Problem details: What this exercise requires is a verbatim reproduction of the data below.

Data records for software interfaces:
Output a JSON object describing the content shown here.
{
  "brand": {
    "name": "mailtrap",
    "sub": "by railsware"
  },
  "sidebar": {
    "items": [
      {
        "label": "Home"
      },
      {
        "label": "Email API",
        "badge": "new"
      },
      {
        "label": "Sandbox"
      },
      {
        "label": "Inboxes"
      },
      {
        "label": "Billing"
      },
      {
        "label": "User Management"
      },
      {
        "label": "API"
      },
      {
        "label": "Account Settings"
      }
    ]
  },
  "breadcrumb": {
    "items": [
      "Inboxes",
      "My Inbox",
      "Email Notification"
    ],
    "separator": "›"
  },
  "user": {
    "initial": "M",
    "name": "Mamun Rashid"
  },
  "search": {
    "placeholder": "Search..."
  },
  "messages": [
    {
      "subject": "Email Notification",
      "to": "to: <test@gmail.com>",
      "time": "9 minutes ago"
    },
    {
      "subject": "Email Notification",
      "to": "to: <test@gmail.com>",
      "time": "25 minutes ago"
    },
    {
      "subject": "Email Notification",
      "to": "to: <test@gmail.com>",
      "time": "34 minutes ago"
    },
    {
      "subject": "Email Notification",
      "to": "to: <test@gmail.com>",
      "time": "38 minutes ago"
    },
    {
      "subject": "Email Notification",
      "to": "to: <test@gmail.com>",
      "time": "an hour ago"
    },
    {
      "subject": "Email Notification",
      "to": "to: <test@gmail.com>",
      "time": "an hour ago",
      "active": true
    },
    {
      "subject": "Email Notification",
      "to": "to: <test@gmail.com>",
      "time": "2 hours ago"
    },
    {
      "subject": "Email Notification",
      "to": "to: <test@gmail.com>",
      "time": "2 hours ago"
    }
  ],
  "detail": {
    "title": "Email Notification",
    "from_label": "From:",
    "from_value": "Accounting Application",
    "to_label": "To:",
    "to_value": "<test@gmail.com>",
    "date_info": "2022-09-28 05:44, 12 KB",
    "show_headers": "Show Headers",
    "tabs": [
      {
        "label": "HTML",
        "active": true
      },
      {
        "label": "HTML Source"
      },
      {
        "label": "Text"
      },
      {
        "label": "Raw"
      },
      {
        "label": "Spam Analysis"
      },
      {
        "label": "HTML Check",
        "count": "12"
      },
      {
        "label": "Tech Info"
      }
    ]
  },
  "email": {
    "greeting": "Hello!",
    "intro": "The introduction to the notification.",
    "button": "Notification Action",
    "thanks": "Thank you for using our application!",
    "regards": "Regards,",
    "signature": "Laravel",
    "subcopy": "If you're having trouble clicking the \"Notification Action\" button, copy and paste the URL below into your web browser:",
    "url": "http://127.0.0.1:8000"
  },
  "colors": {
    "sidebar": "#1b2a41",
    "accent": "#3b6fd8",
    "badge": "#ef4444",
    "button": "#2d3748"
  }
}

Exercise answer:
Output a JSON object describing the content shown here.
{
  "brand": {
    "name": "mailtrap",
    "sub": "by railsware"
  },
  "sidebar": {
    "items": [
      {
        "label": "Home"
      },
      {
        "label": "Email API",
        "badge": "new"
      },
      {
        "label": "Sandbox"
      },
      {
        "label": "Inboxes"
      },
      {
        "label": "Billing"
      },
      {
        "label": "User Management"
      },
      {
        "label": "API"
      },
      {
        "label": "Account Settings"
      }
    ]
  },
  "breadcrumb": {
    "items": [
      "Inboxes",
      "My Inbox",
      "Email Notification"
    ],
    "separator": "›"
  },
  "user": {
    "initial": "M",
    "name": "Mamun Rashid"
  },
  "search": {
    "placeholder": "Search..."
  },
  "messages": [
    {
      "subject": "Email Notification",
      "to": "to: <test@gmail.com>",
      "time": "9 minutes ago"
    },
    {
      "subject": "Email Notification",
      "to": "to: <test@gmail.com>",
      "time": "25 minutes ago"
    },
    {
      "subject": "Email Notification",
      "to": "to: <test@gmail.com>",
      "time": "34 minutes ago"
    },
    {
      "subject": "Email Notification",
      "to": "to: <test@gmail.com>",
      "time": "38 minutes ago"
    },
    {
      "subject": "Email Notification",
      "to": "to: <test@gmail.com>",
      "time": "an hour ago"
    },
    {
      "subject": "Email Notification",
      "to": "to: <test@gmail.com>",
      "time": "an hour ago",
      "active": true
    },
    {
      "subject": "Email Notification",
      "to": "to: <test@gmail.com>",
      "time": "2 hours ago"
    },
    {
      "subject": "Email Notification",
      "to": "to: <test@gmail.com>",
      "time": "2 hours ago"
    }
  ],
  "detail": {
    "title": "Email Notification",
    "from_label": "From:",
    "from_value": "Accounting Application",
    "to_label": "To:",
    "to_value": "<test@gmail.com>",
    "date_info": "2022-09-28 05:44, 12 KB",
    "show_headers": "Show Headers",
    "tabs": [
      {
        "label": "HTML",
        "active": true
      },
      {
        "label": "HTML Source"
      },
      {
        "label": "Text"
      },
      {
        "label": "Raw"
      },
      {
        "label": "Spam Analysis"
      },
      {
        "label": "HTML Check",
        "count": "12"
      },
      {
        "label": "Tech Info"
      }
    ]
  },
  "email": {
    "greeting": "Hello!",
    "intro": "The introduction to the notification.",
    "button": "Notification Action",
    "thanks": "Thank you for using our application!",
    "regards": "Regards,",
    "signature": "Laravel",
    "subcopy": "If you're having trouble clicking the \"Notification Action\" button, copy and paste the URL below into your web browser:",
    "url": "http://127.0.0.1:8000"
  },
  "colors": {
    "sidebar": "#1b2a41",
    "accent": "#3b6fd8",
    "badge": "#ef4444",
    "button": "#2d3748"
  }
}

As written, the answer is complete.